This blog has previously discussed several different aspects of how the oil and gas industry drives economic growth in the United States. From the benefits generated for the entire nation to the positive impact on communities that host drilling and production operations, there is a lot to celebrate about the energy sector's success in recent years.
Oil and gas development will continue to play a significant role in the economy for years to come, according to an analysis performed by the U.S. Chamber of Commerce, which found that in recent years, "much of the sustained growth in the world has taken place in regions that produce basic commodities like energy and food, rather than in the financial or information capitals."
Gains in other sectors driven by expanding oil and gas activity
The Chamber's analysts also emphasized the fact that the jobs being created by the energy industry "have been an outstanding driver of high-wage employment, with an average salary of upwards of $75,000." This diffusion of capital is causing more than an increase in consumer spending. It is also spurring development in the manufacturing sector, which was hard-hit by the recession but is bouncing back as a result of relatively low energy costs and demand for building materials and oil production equipment.
The link between the oil and gas industry's expansion and manufacturing development was on display in Ohio last month, when industry stakeholders, government officials and community members gathered in Youngstown to commemorate the opening of a new pipe manufacturing facility.
The construction project, which received government support in the form of federal funding for infrastructure development, was profiled in the Department of Labor's June newsletter. According to the DOL, the Youngstown plant is "the first fully integrated oil and gas manufacturing plant in the United States."
Positioned adjacent to the promising Marcellus and Utica shales, the facility will help ensure that the nation's current oil and gas revival is not threatened by a shortage of oilfield equipment. This is critical to sustaining growth across numerous sectors.
Spreading the benefits of the energy renaissance
One of the states that is currently taking action to translate its oil and gas reserves into economic growth is Idaho. According to the Idaho Statesman, two drilling permits for sites north of New Plymouth were approved by the Idaho Department of Lands during June, while a third permit is currently under consideration.
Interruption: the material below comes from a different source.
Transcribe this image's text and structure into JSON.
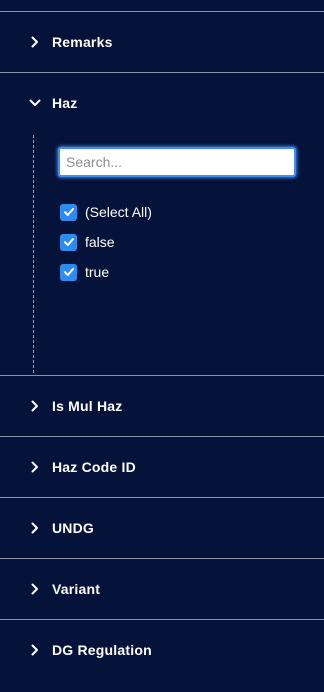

Natural gas and a condensate of petroleum liquids were discovered in the area in 2010. According to Suzanne Budge, executive director of the Idaho Petroleum Council, drilling could begin "any day."
"There's equipment on the site now," Budge told the Statesman. "We could turn gas on to serve consumers this year."
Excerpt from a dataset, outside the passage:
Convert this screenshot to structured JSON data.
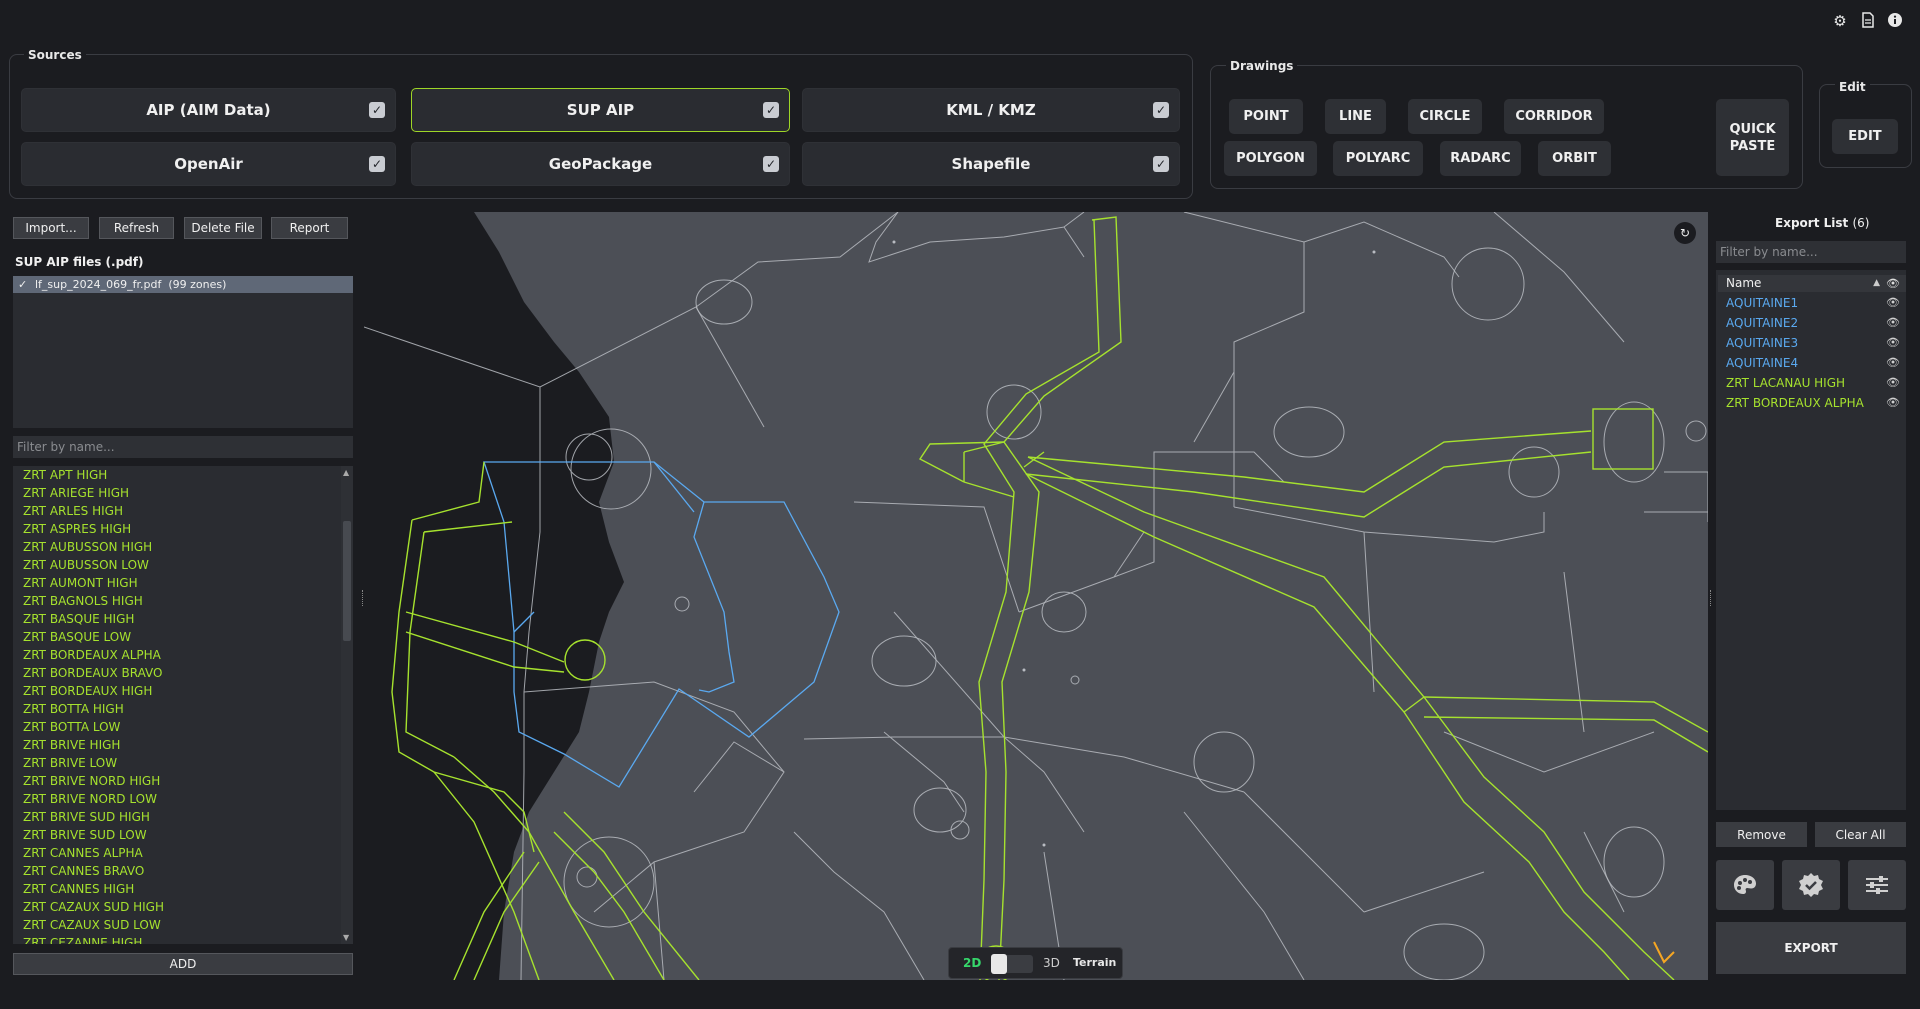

State lawmakers have also acted to put pro-growth policies in place, voting to reform regulations and the composition of the Idaho Oil and Gas Commission. This is important because, as we've discussed, government policies can exert considerable influence on the pace of energy development. Formerly dominated by members of the Idaho Land Board, the commission now includes representatives of multiple stakeholders.
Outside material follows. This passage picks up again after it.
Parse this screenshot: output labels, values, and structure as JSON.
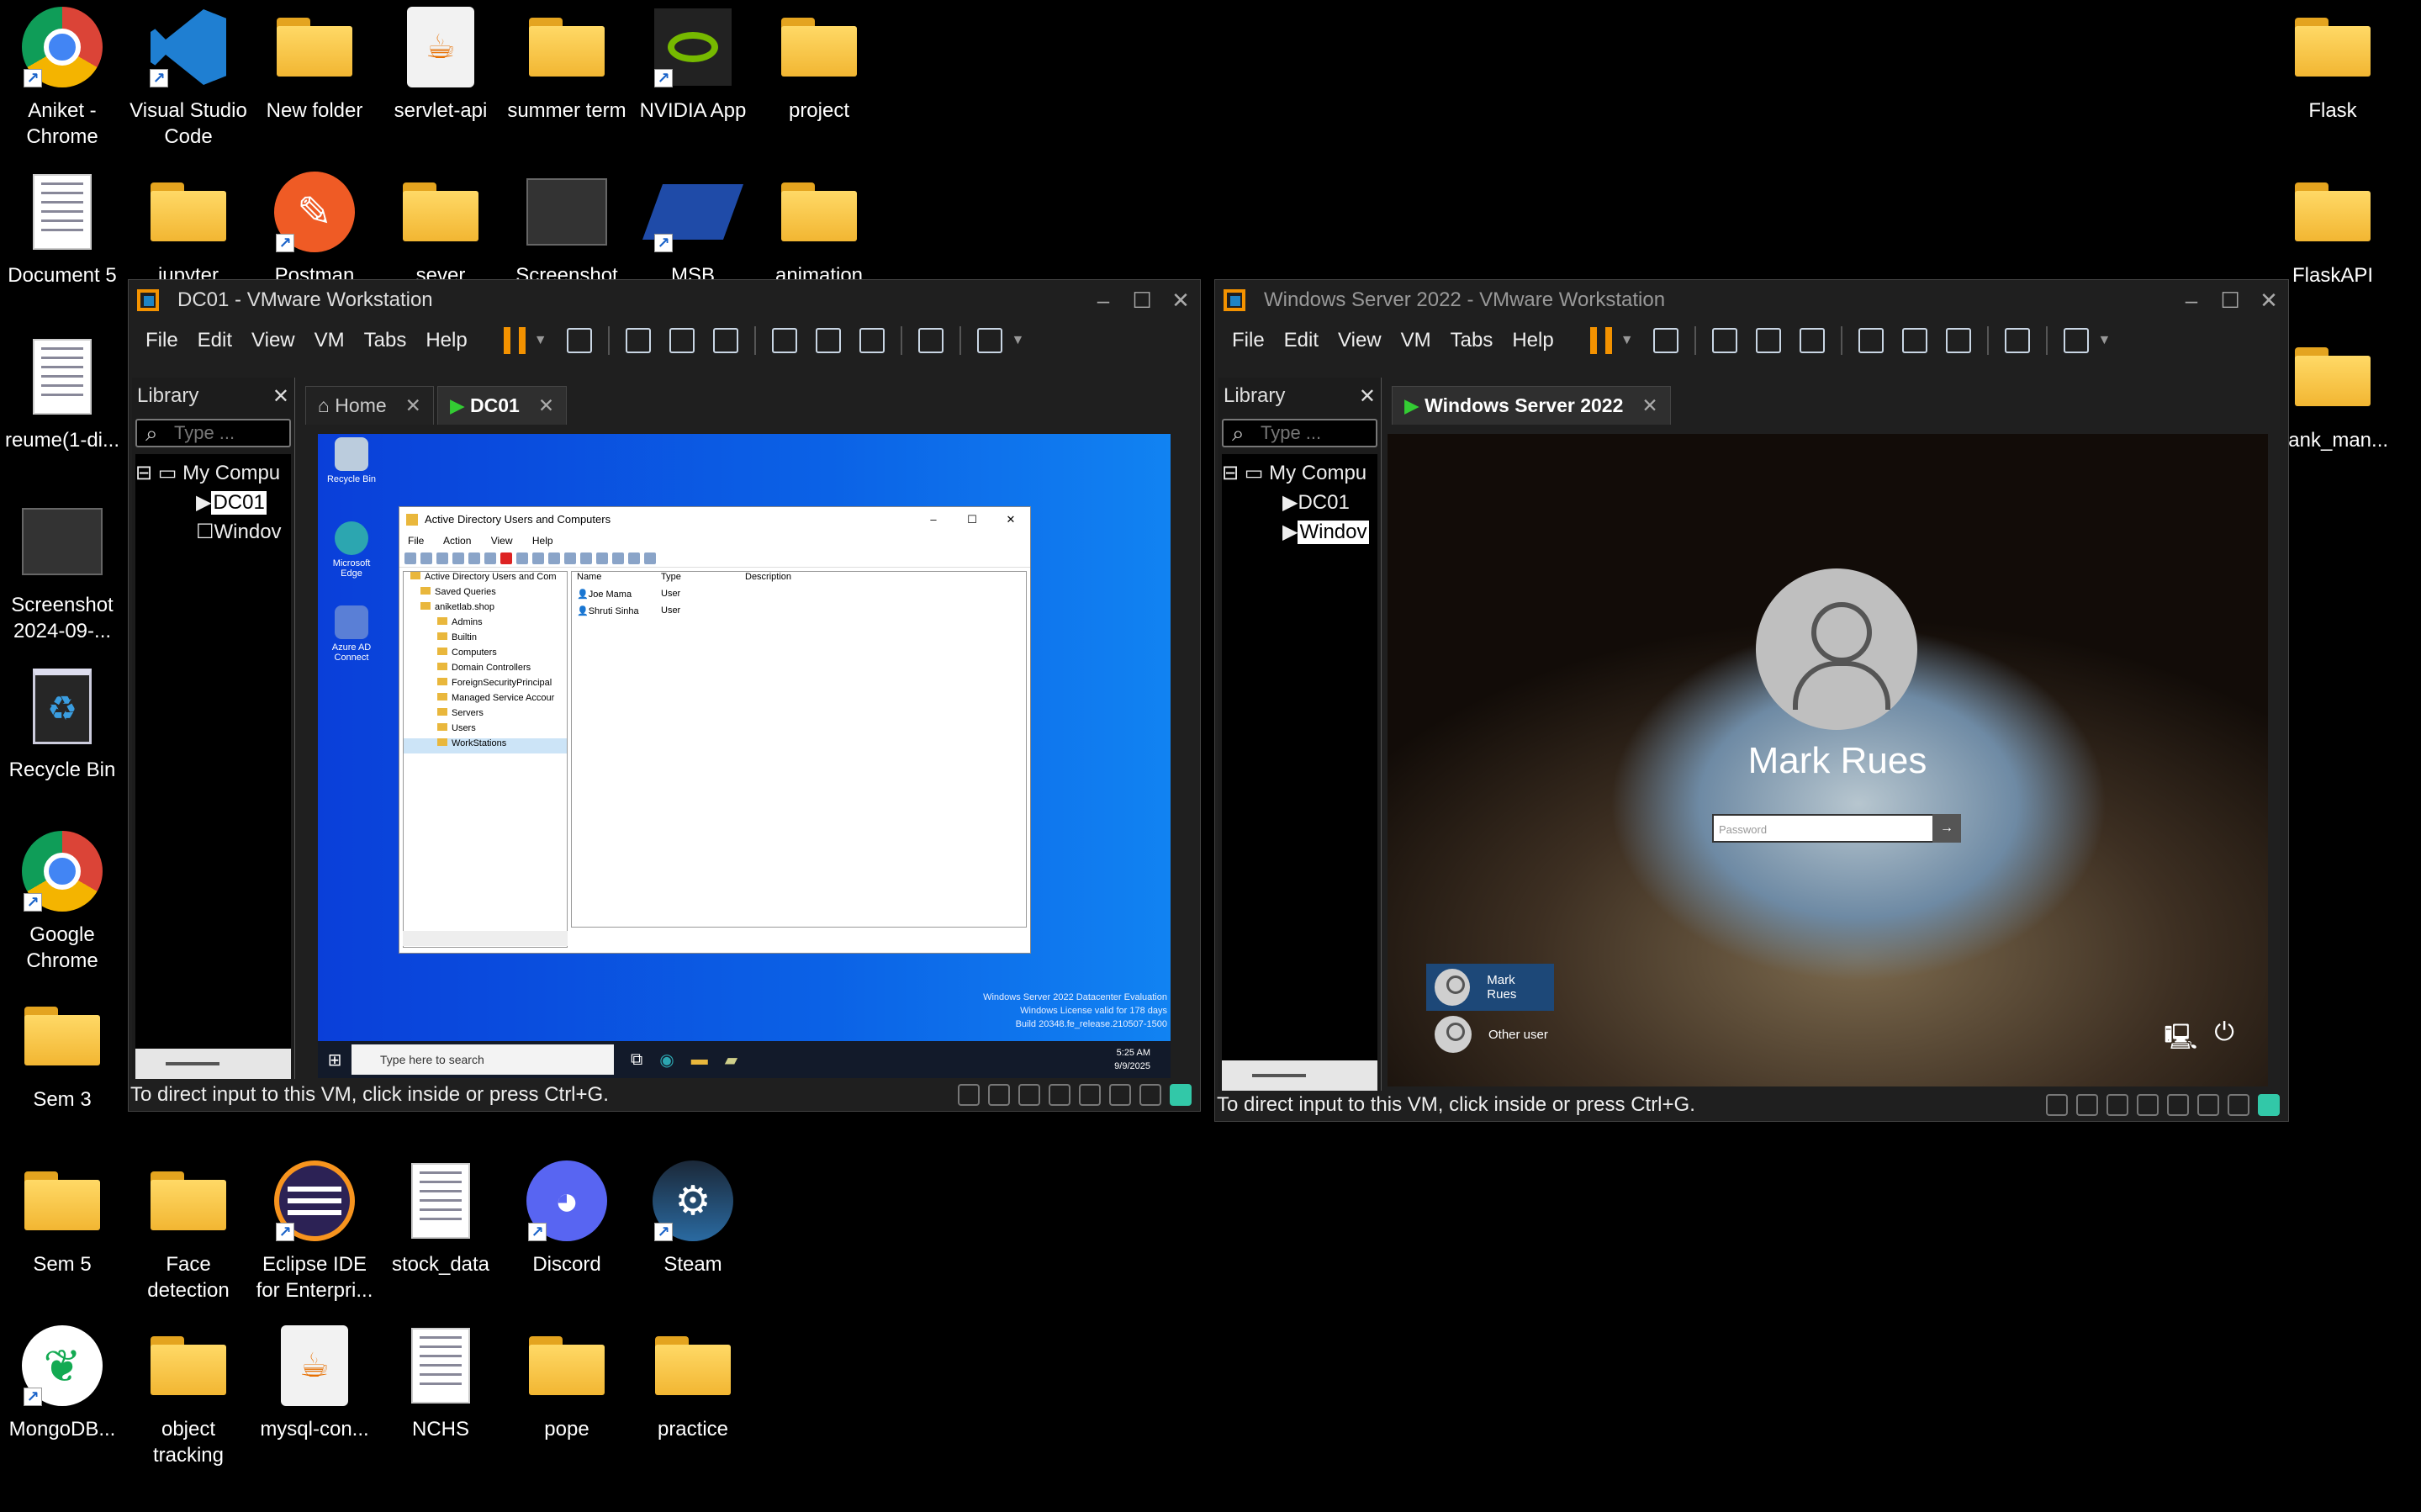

If matched by continued investment from the industry, these developments promise to raise the standard of living throughout the Gem State and drive economic growth in other areas of the country. However, the private sector will need to do its part to deliver this prosperity.
Implementing advanced production equipment can help oil and gas producers generate more value by improving recovery rates at troublesome wells. The hydraulic jet pump is a particularly useful solution because it offers a level of versatility that is unmatched by comparable products.
The unit's streamlined design allows it to be deployed in straight, horizontal or deviated wells and with no downhole moving parts, maintenance needs are minimal. It can even be used successfully at sites where problems with the completion of well casing would limit the effectiveness of other artificial lift solutions.